Stock index funds are wildly popular – and for good reason. They allow you to participate in stock market performance with a diversified portfolio at a fraction of the cost that most mutual funds charge. It’s a pretty compelling story – but it’s not the complete story. Unfortunately, many investors fail to consider the entire picture and as a result end up with sub-par performance that could have been improved.
First, remember that stock index funds can either be exchange traded funds or mutual funds. For our purposes, the difference between stock index funds and other funds is that an index fund buys stocks that make up an index and holds on to them. This is known as a passively managed fund. Actively managed funds are..well….actively managed. They have fund managers that buy and sell stocks all the time. By definition, there is very little trading done within this index portfolio.
This drives the cost way down because the index fund doesn’t have to hire the fancy (expensive) fund manager or management team. This also reduces costs because lower trading also results in fewer short-term and long-term realized taxable gains. Index fund proponents argue that these cost reductions result in better returns for investors.
They continue by saying that most mutual funds fail to perform as well as the indexes – which is true. In any given year up to 85% of the actively managed funds fail to perform as well as the index. As a result of the cost savings inherent in index fund investing and the performance lag of other competing alternatives, stock index funds are a no-brainer decision they conclude.
Is it really so simple? Is it an open and shut case? No, it is not. Few things are black and white in life. Stock index funds are no exception.
It is true that stock index funds have (as a general rule) lower mutual fund expenses compared to other funds. And those cost savings absolutely help boost performance. And if performance (before fees) was equal among all funds, that fund with lower costs would always be the best performer. But all funds don’t perform equally well. And it absolutely critical to understand mutual fund performance when evaluating mutual funds.
Take a look at the following performance chart for the best large cap funds over the last 10 years
As you can see, most of the top performers are mutual funds (with high expenses) – not index funds. Some even have sales charges for crying out loud. I wouldn’t suggest you buy loaded funds of course. But are you surprised to see that the best performers were NOT index funds and that the winners had higher expenses than the index fund? How is that possible if the argument the pro-indexers put forward is true?
Well….eh….actually…their argument is only partially true. You see, when you look at fund performance in Yahoo! or in the paper, that performance is quoted net of all fees. In other words, when you see performance numbers for funds, it nets out the investment fees for you. So when you compare funds by their performance, you don’t have to subtract out the fees the fund charges. That’s already built in.
And while it’s true that most funds fail to beat the index, some funds do. Depending on the market cycle, the percentage of funds that beat the index can be 15% or more. There are 10,000 funds available now. That means there are at least 1500 funds that did beat the market last year. That’s not too bad. There are funds that beat the indexes. Sometimes it will be easier to find those funds than other times, but they are always there.

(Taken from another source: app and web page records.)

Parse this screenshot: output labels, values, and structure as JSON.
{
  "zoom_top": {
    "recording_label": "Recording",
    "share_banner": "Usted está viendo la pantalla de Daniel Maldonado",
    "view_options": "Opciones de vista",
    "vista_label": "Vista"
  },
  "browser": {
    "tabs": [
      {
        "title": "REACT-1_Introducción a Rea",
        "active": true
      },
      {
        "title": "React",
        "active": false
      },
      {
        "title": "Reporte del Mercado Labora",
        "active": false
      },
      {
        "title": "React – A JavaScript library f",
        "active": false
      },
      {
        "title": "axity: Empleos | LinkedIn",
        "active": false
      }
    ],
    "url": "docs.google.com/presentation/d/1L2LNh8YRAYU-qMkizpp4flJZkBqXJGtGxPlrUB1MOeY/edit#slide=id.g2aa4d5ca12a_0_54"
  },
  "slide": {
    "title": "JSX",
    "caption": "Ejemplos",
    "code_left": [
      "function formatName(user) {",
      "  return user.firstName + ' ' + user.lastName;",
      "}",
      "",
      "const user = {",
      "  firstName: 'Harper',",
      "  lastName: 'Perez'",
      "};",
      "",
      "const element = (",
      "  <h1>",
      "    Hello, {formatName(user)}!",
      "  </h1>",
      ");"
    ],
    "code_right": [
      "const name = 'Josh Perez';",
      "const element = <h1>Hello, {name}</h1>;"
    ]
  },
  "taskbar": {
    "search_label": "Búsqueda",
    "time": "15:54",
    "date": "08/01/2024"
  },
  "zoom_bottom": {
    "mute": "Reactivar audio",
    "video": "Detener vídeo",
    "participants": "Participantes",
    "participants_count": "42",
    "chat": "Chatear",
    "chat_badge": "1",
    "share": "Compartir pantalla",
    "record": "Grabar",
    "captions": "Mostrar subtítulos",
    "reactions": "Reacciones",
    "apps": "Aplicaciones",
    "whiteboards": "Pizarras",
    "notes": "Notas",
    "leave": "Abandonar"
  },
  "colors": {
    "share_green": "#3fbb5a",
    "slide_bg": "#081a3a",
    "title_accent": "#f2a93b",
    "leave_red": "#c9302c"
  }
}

It’ not simple to identify those outperformers but it’s not impossible either. There are a number of mutual fund newsletters that provide this kind of data and a few do it quite well. This is not to say that they always beat the market. But over many years some of those newsletters have outstanding track records.
If you are looking for a great brokerage company to help you identify the best mutual funds and stock index funds, consider Scottrade. They are inexpensive and have unparalleled research.
Now that we’ve discussed the issue of performance, let’s consider risk. Many investors falsely assume that stock index funds are all broadly based and are modest risk investments. But this is not true. All stock index funds are not alike. Consider two examples.
SPY is a very broad index fund and it generally tracks the performance of the S&P 500. This stock index fund holds 500 stocks and has very low expenses. The stocks are in different industries and sectors. This is indeed a moderate risk portfolio.
Now consider XLE. This is a stock index fund too but it replicates an energy index. It is very narrowly based. And this index fund holds only 43 stocks currently.
Both SPY and XLE are stock index funds but they are hardly in the same risk category. SPY is a broadly based fund and appropriate for a moderate portfolio. XLE on the other hand is a highly volatile investment only suitable for investors willing to take on a great deal of risk.
Stock index funds might be a great addition to your investment holdings. But don’t assume that your index fund is going to turn in good performance or that the risks are low. As you can see, there will always be a big crop of mutual funds that beat index funds. On top of that, some stock index funds have much higher risk than actively managed mutual funds.
Do you invest exclusively in stock index funds? Why or why not?